The Supreme Court agreed yesterday to decide a case of critical importance to retaliation claims under the federal wage law, the Fair Labor Standards Act. The request to the Supreme Court presented one question for review:
Is an oral complaint of a violation of the Fair Labor Standards Act protected conduct under the anti-retaliation provision, 29 U.S.C. § 215(a)(3)?
Anti-retaliation laws give powerful protection for employees who either complain about their own discriminatory treatment, or someone else’s. Often the proof available to establish sexual harassment, for example, is too disputed for the plaintiff to win, but the employer’s retaliatory reaction is crystal clear.
For historical reasons the language of the Fair Labor Standards Act is different. That law dates from the Great Depression, while the Civil Rights Acts from the 60s, 70s, and 80s broadened the language defining retaliation.
In the case before the Supreme Court, a Wisconsin factory worker complained to his supervisor and to the company’s human resources department that the company’s location of time clocks was illegal. The placement of the clocks led to employees not being paid for time spent putting on and taking off protective clothing and Kevin Kasten warned his company, using the company’s reporting procedures, that it was acting illegally. He was warned, suspended and fired. The company lost in the trial court but convinced the appeals court that oral complaints cannot be “filed,” as required by the statute.

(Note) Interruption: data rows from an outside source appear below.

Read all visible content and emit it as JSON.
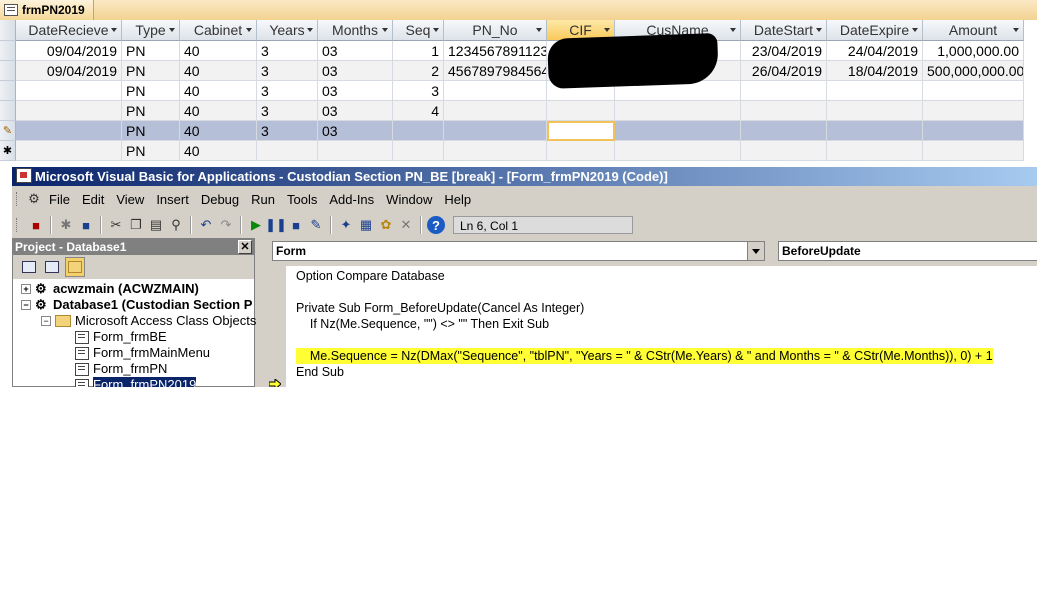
{
  "access_tab": {
    "title": "frmPN2019"
  },
  "datasheet": {
    "columns": [
      {
        "label": "DateRecieve"
      },
      {
        "label": "Type"
      },
      {
        "label": "Cabinet"
      },
      {
        "label": "Years"
      },
      {
        "label": "Months"
      },
      {
        "label": "Seq"
      },
      {
        "label": "PN_No"
      },
      {
        "label": "CIF"
      },
      {
        "label": "CusName"
      },
      {
        "label": "DateStart"
      },
      {
        "label": "DateExpire"
      },
      {
        "label": "Amount"
      }
    ],
    "rows": [
      {
        "selector": "",
        "cells": [
          "09/04/2019",
          "PN",
          "40",
          "3",
          "03",
          "1",
          "1234567891123",
          "",
          "",
          "23/04/2019",
          "24/04/2019",
          "1,000,000.00"
        ]
      },
      {
        "selector": "",
        "cells": [
          "09/04/2019",
          "PN",
          "40",
          "3",
          "03",
          "2",
          "4567897984564",
          "",
          "",
          "26/04/2019",
          "18/04/2019",
          "500,000,000.00"
        ]
      },
      {
        "selector": "",
        "cells": [
          "",
          "PN",
          "40",
          "3",
          "03",
          "3",
          "",
          "",
          "",
          "",
          "",
          ""
        ]
      },
      {
        "selector": "",
        "cells": [
          "",
          "PN",
          "40",
          "3",
          "03",
          "4",
          "",
          "",
          "",
          "",
          "",
          ""
        ]
      },
      {
        "selector": "✎",
        "cells": [
          "",
          "PN",
          "40",
          "3",
          "03",
          "",
          "",
          "",
          "",
          "",
          "",
          ""
        ]
      },
      {
        "selector": "✱",
        "cells": [
          "",
          "PN",
          "40",
          "",
          "",
          "",
          "",
          "",
          "",
          "",
          "",
          ""
        ]
      }
    ]
  },
  "vbe": {
    "title": "Microsoft Visual Basic for Applications - Custodian Section PN_BE [break] - [Form_frmPN2019 (Code)]",
    "menu": [
      "File",
      "Edit",
      "View",
      "Insert",
      "Debug",
      "Run",
      "Tools",
      "Add-Ins",
      "Window",
      "Help"
    ],
    "status_position": "Ln 6, Col 1",
    "project_title": "Project - Database1",
    "tree": [
      {
        "label": "acwzmain (ACWZMAIN)"
      },
      {
        "label": "Database1 (Custodian Section P"
      },
      {
        "label": "Microsoft Access Class Objects"
      },
      {
        "label": "Form_frmBE"
      },
      {
        "label": "Form_frmMainMenu"
      },
      {
        "label": "Form_frmPN"
      },
      {
        "label": "Form_frmPN2019"
      }
    ],
    "object_combo": "Form",
    "procedure_combo": "BeforeUpdate",
    "code_lines": [
      "Option Compare Database",
      "",
      "Private Sub Form_BeforeUpdate(Cancel As Integer)",
      "    If Nz(Me.Sequence, \"\") <> \"\" Then Exit Sub",
      "",
      "    Me.Sequence = Nz(DMax(\"Sequence\", \"tblPN\", \"Years = \" & CStr(Me.Years) & \" and Months = \" & CStr(Me.Months)), 0) + 1",
      "End Sub"
    ]
  },
  "colors": {
    "highlight": "#ffff33",
    "title_gradient_start": "#0a246a",
    "selected_header": "#f9c95a"
  }
}
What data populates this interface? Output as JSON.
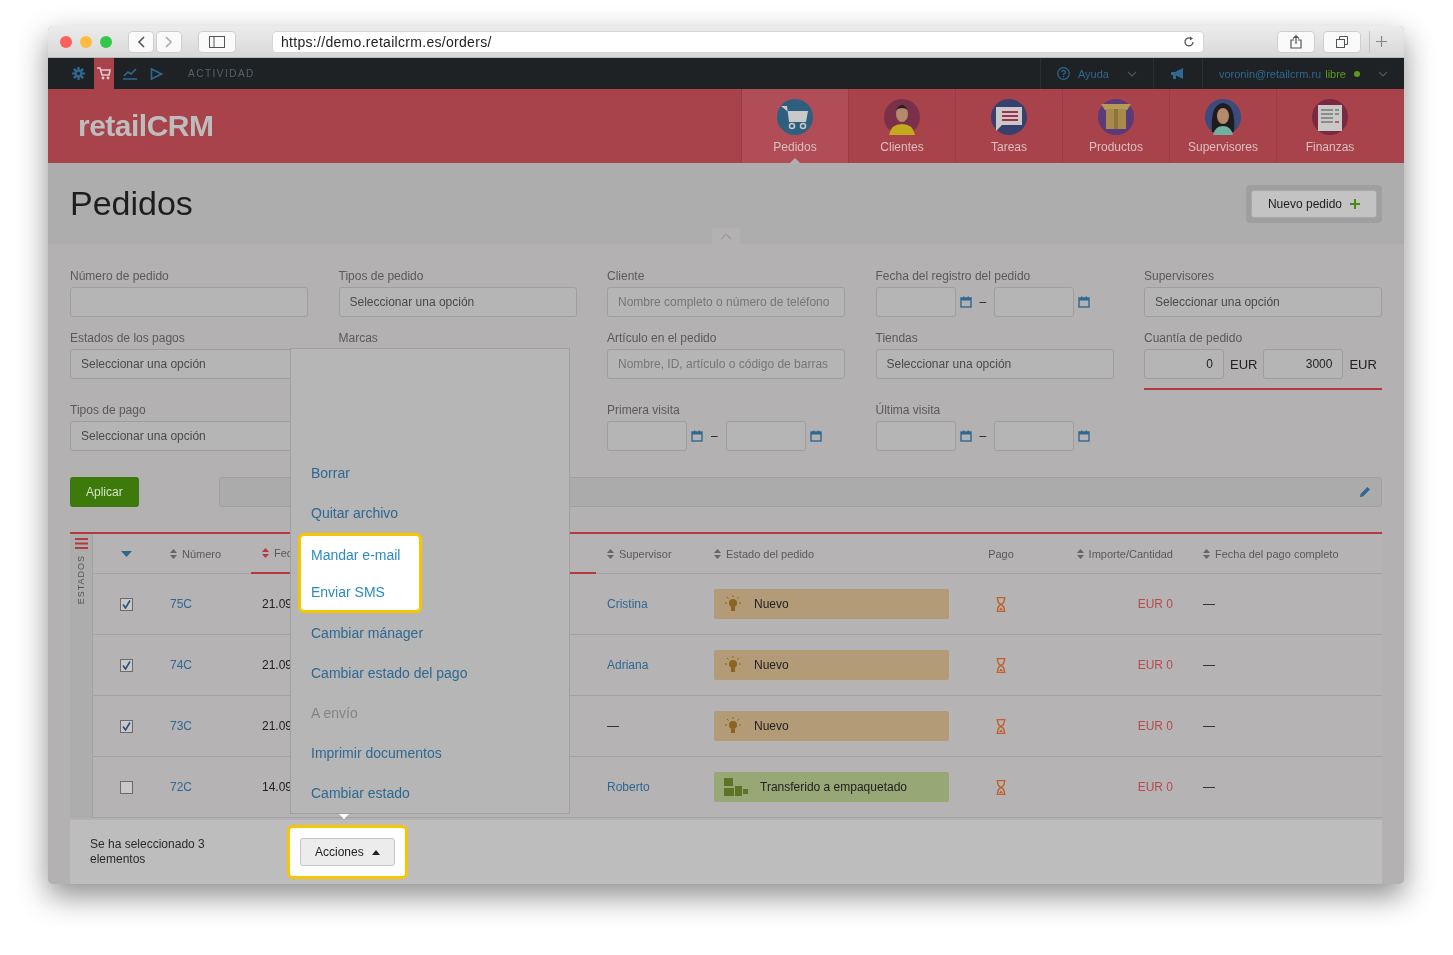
{
  "browser": {
    "url": "https://demo.retailcrm.es/orders/"
  },
  "topbar": {
    "icons": [
      {
        "kind": "gear",
        "selected": false
      },
      {
        "kind": "cart",
        "selected": true
      },
      {
        "kind": "chart",
        "selected": false
      },
      {
        "kind": "play",
        "selected": false
      }
    ],
    "activity": "ACTIVIDAD",
    "help": "Ayuda",
    "user": "voronin@retailcrm.ru",
    "plan": "libre"
  },
  "logo": "retailCRM",
  "nav": [
    {
      "label": "Pedidos",
      "kind": "cart",
      "selected": true
    },
    {
      "label": "Clientes",
      "kind": "man",
      "selected": false
    },
    {
      "label": "Tareas",
      "kind": "chat",
      "selected": false
    },
    {
      "label": "Productos",
      "kind": "box",
      "selected": false
    },
    {
      "label": "Supervisores",
      "kind": "woman",
      "selected": false
    },
    {
      "label": "Finanzas",
      "kind": "ledger",
      "selected": false
    }
  ],
  "page": {
    "title": "Pedidos",
    "new_button": "Nuevo pedido"
  },
  "filters": [
    {
      "label": "Número de pedido",
      "kind": "text"
    },
    {
      "label": "Tipos de pedido",
      "kind": "select",
      "value": "Seleccionar una opción"
    },
    {
      "label": "Cliente",
      "kind": "text",
      "placeholder": "Nombre completo o número de teléfono"
    },
    {
      "label": "Fecha del registro del pedido",
      "kind": "date_range",
      "separator": "–"
    },
    {
      "label": "Supervisores",
      "kind": "select",
      "value": "Seleccionar una opción"
    },
    {
      "label": "Estados de los pagos",
      "kind": "select",
      "value": "Seleccionar una opción"
    },
    {
      "label": "Marcas",
      "kind": "label_only"
    },
    {
      "label": "Artículo en el pedido",
      "kind": "text",
      "placeholder": "Nombre, ID, artículo o código de barras"
    },
    {
      "label": "Tiendas",
      "kind": "select",
      "value": "Seleccionar una opción"
    },
    {
      "label": "Cuantía de pedido",
      "kind": "amount",
      "min": "0",
      "min_currency": "EUR",
      "max": "3000",
      "max_currency": "EUR"
    },
    {
      "label": "Tipos de pago",
      "kind": "select",
      "value": "Seleccionar una opción"
    },
    {
      "kind": "blank"
    },
    {
      "label": "Primera visita",
      "kind": "date_range",
      "separator": "–"
    },
    {
      "label": "Última visita",
      "kind": "date_range",
      "separator": "–"
    },
    {
      "kind": "blank"
    }
  ],
  "apply_button": "Aplicar",
  "table": {
    "side_label": "ESTADOS",
    "columns": [
      {
        "label": "Número",
        "sorted": false
      },
      {
        "label": "Fec",
        "sorted": true
      },
      {
        "label": "Supervisor",
        "sorted": false
      },
      {
        "label": "Estado del pedido",
        "sorted": false
      },
      {
        "label": "Pago",
        "kind": "plain"
      },
      {
        "label": "Importe/Cantidad",
        "sorted": false
      },
      {
        "label": "Fecha del pago completo",
        "sorted": false
      }
    ],
    "rows": [
      {
        "checked": true,
        "number": "75C",
        "date": "21.09",
        "supervisor": "Cristina",
        "linked": true,
        "status": {
          "label": "Nuevo",
          "kind": "new"
        },
        "amount": "EUR 0",
        "paid_date": "—"
      },
      {
        "checked": true,
        "number": "74C",
        "date": "21.09",
        "supervisor": "Adriana",
        "linked": true,
        "status": {
          "label": "Nuevo",
          "kind": "new"
        },
        "amount": "EUR 0",
        "paid_date": "—"
      },
      {
        "checked": true,
        "number": "73C",
        "date": "21.09",
        "supervisor": "—",
        "linked": false,
        "status": {
          "label": "Nuevo",
          "kind": "new"
        },
        "amount": "EUR 0",
        "paid_date": "—"
      },
      {
        "checked": false,
        "number": "72C",
        "date": "14.09",
        "supervisor": "Roberto",
        "linked": true,
        "status": {
          "label": "Transferido a empaquetado",
          "kind": "packing"
        },
        "amount": "EUR 0",
        "paid_date": "—"
      }
    ]
  },
  "selection": {
    "text": "Se ha seleccionado 3 elementos",
    "actions_button": "Acciones",
    "highlighted": true
  },
  "menu": [
    {
      "label": "Borrar",
      "disabled": false,
      "highlighted": false
    },
    {
      "label": "Quitar archivo",
      "disabled": false,
      "highlighted": false
    },
    {
      "label": "Mandar e-mail",
      "disabled": false,
      "highlighted": true
    },
    {
      "label": "Enviar SMS",
      "disabled": false,
      "highlighted": true
    },
    {
      "label": "Cambiar mánager",
      "disabled": false,
      "highlighted": false
    },
    {
      "label": "Cambiar estado del pago",
      "disabled": false,
      "highlighted": false
    },
    {
      "label": "A envío",
      "disabled": true,
      "highlighted": false
    },
    {
      "label": "Imprimir documentos",
      "disabled": false,
      "highlighted": false
    },
    {
      "label": "Cambiar estado",
      "disabled": false,
      "highlighted": false
    }
  ]
}
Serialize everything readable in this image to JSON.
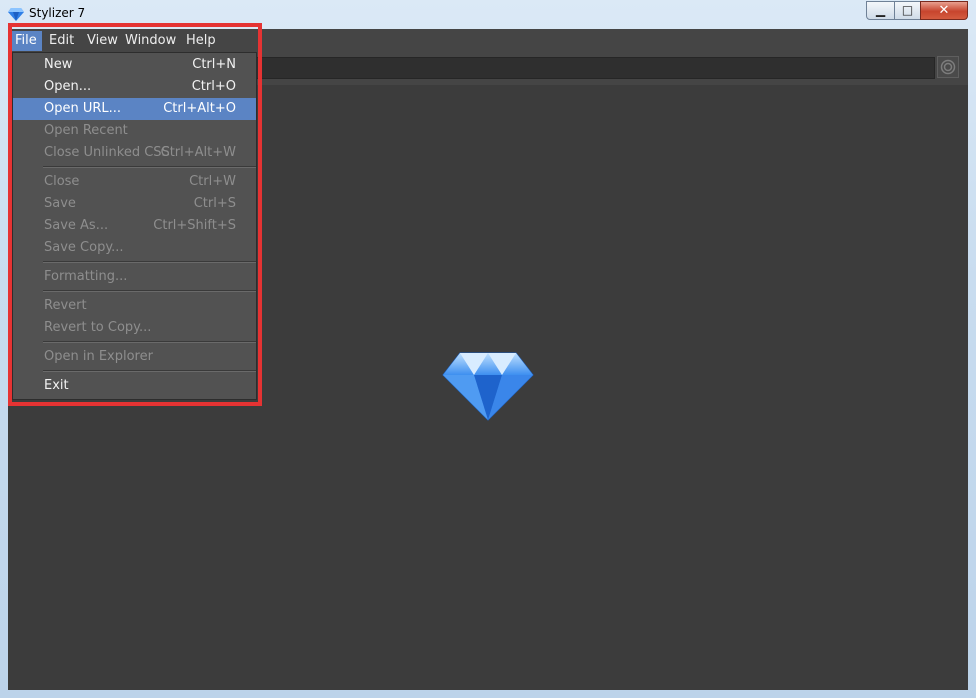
{
  "window": {
    "title": "Stylizer 7",
    "minimize_glyph": "▁",
    "maximize_glyph": "□",
    "close_glyph": "✕"
  },
  "menubar": {
    "items": [
      {
        "label": "File",
        "active": true
      },
      {
        "label": "Edit"
      },
      {
        "label": "View"
      },
      {
        "label": "Window"
      },
      {
        "label": "Help"
      }
    ]
  },
  "file_menu": {
    "items": [
      {
        "label": "New",
        "shortcut": "Ctrl+N",
        "enabled": true
      },
      {
        "label": "Open...",
        "shortcut": "Ctrl+O",
        "enabled": true
      },
      {
        "label": "Open URL...",
        "shortcut": "Ctrl+Alt+O",
        "enabled": true,
        "highlighted": true
      },
      {
        "label": "Open Recent",
        "shortcut": "",
        "enabled": false
      },
      {
        "label": "Close Unlinked CSS",
        "shortcut": "Ctrl+Alt+W",
        "enabled": false
      },
      {
        "label": "Close",
        "shortcut": "Ctrl+W",
        "enabled": false
      },
      {
        "label": "Save",
        "shortcut": "Ctrl+S",
        "enabled": false
      },
      {
        "label": "Save As...",
        "shortcut": "Ctrl+Shift+S",
        "enabled": false
      },
      {
        "label": "Save Copy...",
        "shortcut": "",
        "enabled": false
      },
      {
        "label": "Formatting...",
        "shortcut": "",
        "enabled": false
      },
      {
        "label": "Revert",
        "shortcut": "",
        "enabled": false
      },
      {
        "label": "Revert to Copy...",
        "shortcut": "",
        "enabled": false
      },
      {
        "label": "Open in Explorer",
        "shortcut": "",
        "enabled": false
      },
      {
        "label": "Exit",
        "shortcut": "",
        "enabled": true
      }
    ]
  },
  "colors": {
    "highlight": "#5b84c4",
    "annotation": "#e53333",
    "diamond": "#2f7fe6"
  },
  "icons": {
    "app": "diamond-icon",
    "toolbar_right": "target-icon",
    "center_logo": "diamond-logo"
  }
}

The Supreme Court accepts very few cases every year, but one of its major criteria is whether there is a “split” in the Circuits, meaning that appellate courts of equal stature interpret the same law in opposite ways. This issue has split the Circuits, with many agreeing that to “file” a complaint does not require a piece of paper.
It is never safe to guess why the Supreme Court takes on a case, or how the case will come out. Still, it will be helpful to get this issue settled. If the Court upholds the Seventh Circuit, and permits retaliation for oral complaints of wage violations, the outcome will likely be more retaliatory firings, but also perhaps more union campaigns to combat the perceived unfairness, and more employees complaining in writing or to the Department of Labor when they believe there are wage and hour missteps.